ConocoPhillips’ Expanded Play in the Permian Could Come at the Expense of Alaska

ConocoPhillips’ Expanded Play in the Permian Could Come at the Expense of Alaska

October 20, 2020

When news broke of ConocoPhillips’ purchase of Permian independent Concho, one of the first things that went through Alaska State Director Rick Whitbeck’s head was, “How will this affect their long-term strategy in Alaska?”

With hundreds of oilfield jobs already lost this year from geopolitical events, including COVID-19, any reduction of ConocoPhillips’ 1,000 Alaska employees would be continued bad news for the energy community in our great state.

With Concho a major player in Permian Basin production – holding 550,000 net acres split between the Delaware and Midland sub-basins – the $9.7 billion deal is a clear indication that ConocoPhillips is all-in on the Permian.

Forbes noted that analysts were positive on the acquisition, with Tudor, Pickering, Holt & Co. noting the purchase aids ConocoPhillips by providing “…significant scale in the Permian and reducing concentration to various regulatory uncertainties in Alaska.”
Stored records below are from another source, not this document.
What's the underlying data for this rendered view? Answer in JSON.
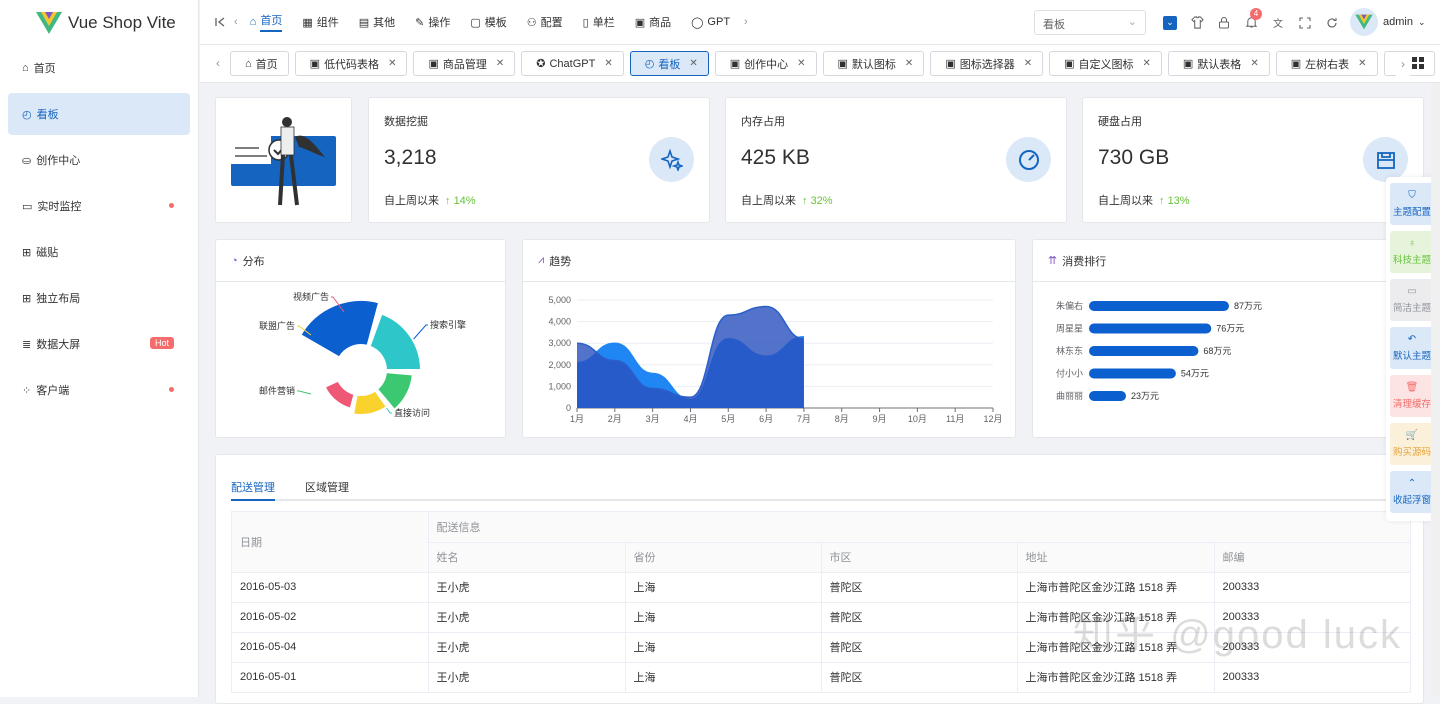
{
  "app": {
    "name": "Vue Shop Vite"
  },
  "sidebar": {
    "items": [
      {
        "icon": "home-icon",
        "label": "首页"
      },
      {
        "icon": "dashboard-icon",
        "label": "看板"
      },
      {
        "icon": "creator-icon",
        "label": "创作中心"
      },
      {
        "icon": "monitor-icon",
        "label": "实时监控"
      },
      {
        "icon": "grid-icon",
        "label": "磁贴"
      },
      {
        "icon": "layout-icon",
        "label": "独立布局"
      },
      {
        "icon": "database-icon",
        "label": "数据大屏",
        "badge": "Hot"
      },
      {
        "icon": "client-icon",
        "label": "客户端"
      }
    ]
  },
  "topnav": {
    "items": [
      {
        "icon": "home-icon",
        "label": "首页"
      },
      {
        "icon": "component-icon",
        "label": "组件"
      },
      {
        "icon": "other-icon",
        "label": "其他"
      },
      {
        "icon": "operate-icon",
        "label": "操作"
      },
      {
        "icon": "template-icon",
        "label": "模板"
      },
      {
        "icon": "config-icon",
        "label": "配置"
      },
      {
        "icon": "column-icon",
        "label": "单栏"
      },
      {
        "icon": "goods-icon",
        "label": "商品"
      },
      {
        "icon": "gpt-icon",
        "label": "GPT"
      }
    ]
  },
  "header": {
    "select_value": "看板",
    "notification_count": "4",
    "user": "admin"
  },
  "tabs": [
    "首页",
    "低代码表格",
    "商品管理",
    "ChatGPT",
    "看板",
    "创作中心",
    "默认图标",
    "图标选择器",
    "自定义图标",
    "默认表格",
    "左树右表",
    "…"
  ],
  "stats": [
    {
      "label": "数据挖掘",
      "value": "3,218",
      "since": "自上周以来",
      "pct": "14%",
      "icon": "sparkle-icon"
    },
    {
      "label": "内存占用",
      "value": "425 KB",
      "since": "自上周以来",
      "pct": "32%",
      "icon": "gauge-icon"
    },
    {
      "label": "硬盘占用",
      "value": "730 GB",
      "since": "自上周以来",
      "pct": "13%",
      "icon": "disk-icon"
    }
  ],
  "panels": {
    "distribution": "分布",
    "trend": "趋势",
    "ranking": "消费排行"
  },
  "chart_data": [
    {
      "type": "pie",
      "title": "分布",
      "categories": [
        "搜索引擎",
        "直接访问",
        "邮件营销",
        "联盟广告",
        "视频广告"
      ],
      "colors": [
        "#0b5fcf",
        "#2ec7c9",
        "#3cc771",
        "#f9d22e",
        "#ee5875"
      ],
      "values": [
        335,
        310,
        234,
        135,
        148
      ]
    },
    {
      "type": "area",
      "title": "趋势",
      "x": [
        "1月",
        "2月",
        "3月",
        "4月",
        "5月",
        "6月",
        "7月",
        "8月",
        "9月",
        "10月",
        "11月",
        "12月"
      ],
      "ylim": [
        0,
        5000
      ],
      "yticks": [
        0,
        1000,
        2000,
        3000,
        4000,
        5000
      ],
      "yticklabels": [
        "0",
        "1,000",
        "2,000",
        "3,000",
        "4,000",
        "5,000"
      ],
      "series": [
        {
          "values": [
            2100,
            3000,
            1600,
            400,
            3200,
            2400,
            3300
          ]
        },
        {
          "values": [
            3000,
            2200,
            900,
            500,
            4300,
            4700,
            3200
          ]
        }
      ]
    },
    {
      "type": "bar",
      "title": "消费排行",
      "categories": [
        "朱偏右",
        "周星星",
        "林东东",
        "付小小",
        "曲丽丽"
      ],
      "values": [
        87,
        76,
        68,
        54,
        23
      ],
      "labels": [
        "87万元",
        "76万元",
        "68万元",
        "54万元",
        "23万元"
      ]
    }
  ],
  "table": {
    "tabs": [
      "配送管理",
      "区域管理"
    ],
    "group_header": "配送信息",
    "columns": [
      "日期",
      "姓名",
      "省份",
      "市区",
      "地址",
      "邮编"
    ],
    "rows": [
      [
        "2016-05-03",
        "王小虎",
        "上海",
        "普陀区",
        "上海市普陀区金沙江路 1518 弄",
        "200333"
      ],
      [
        "2016-05-02",
        "王小虎",
        "上海",
        "普陀区",
        "上海市普陀区金沙江路 1518 弄",
        "200333"
      ],
      [
        "2016-05-04",
        "王小虎",
        "上海",
        "普陀区",
        "上海市普陀区金沙江路 1518 弄",
        "200333"
      ],
      [
        "2016-05-01",
        "王小虎",
        "上海",
        "普陀区",
        "上海市普陀区金沙江路 1518 弄",
        "200333"
      ]
    ]
  },
  "float_panel": [
    {
      "label": "主题配置",
      "color": "#1565c0",
      "bg": "#dbe8f7"
    },
    {
      "label": "科技主题",
      "color": "#67c23a",
      "bg": "#e6f4dc"
    },
    {
      "label": "简洁主题",
      "color": "#909399",
      "bg": "#ececee"
    },
    {
      "label": "默认主题",
      "color": "#1565c0",
      "bg": "#dbe8f7"
    },
    {
      "label": "清理缓存",
      "color": "#f56c6c",
      "bg": "#fde4e4"
    },
    {
      "label": "购买源码",
      "color": "#e6a23c",
      "bg": "#fbf0d9"
    },
    {
      "label": "收起浮窗",
      "color": "#1565c0",
      "bg": "#dbe8f7"
    }
  ],
  "watermark": "知乎 @good luck"
}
Oh yes, “regulatory uncertainty”.  In one respect, it is also known as the ongoing fight against oil tax “reform”.  Four times, energy worker opponents have tried to change oil tax policy in the past 15 years.  The one time they succeeded, jobs were lost, exploration budgets were gutted, and even at per-barrel prices double (and nearly triple) what they are today didn’t jump-start exploration. 

The second “regulatory uncertainty” is what could happen under a Biden presidency, if his promised ban on fracking, along with no new leasing of federal lands and waters for development are implemented on day 1, as he has assured his supporters.  With much of the North Slope developed through fracking, and with some of the largest areas of potential growth federally-owned, the effects of a Biden presidency could absolutely eviscerate the job market.

While Power The Future is excited about the Permian-area jobs that should grow with the ConocoPhillips/Concho deal, we can’t help but wonder if Alaska will experience job loss in either the short or long term.  For a state where energy is a cornerstone economic driver, that would be significantly bad news.  We’ll be sure to stay on top of this situation, and will remind our amazing friends in Alaska and throughout the US that elections have consequences.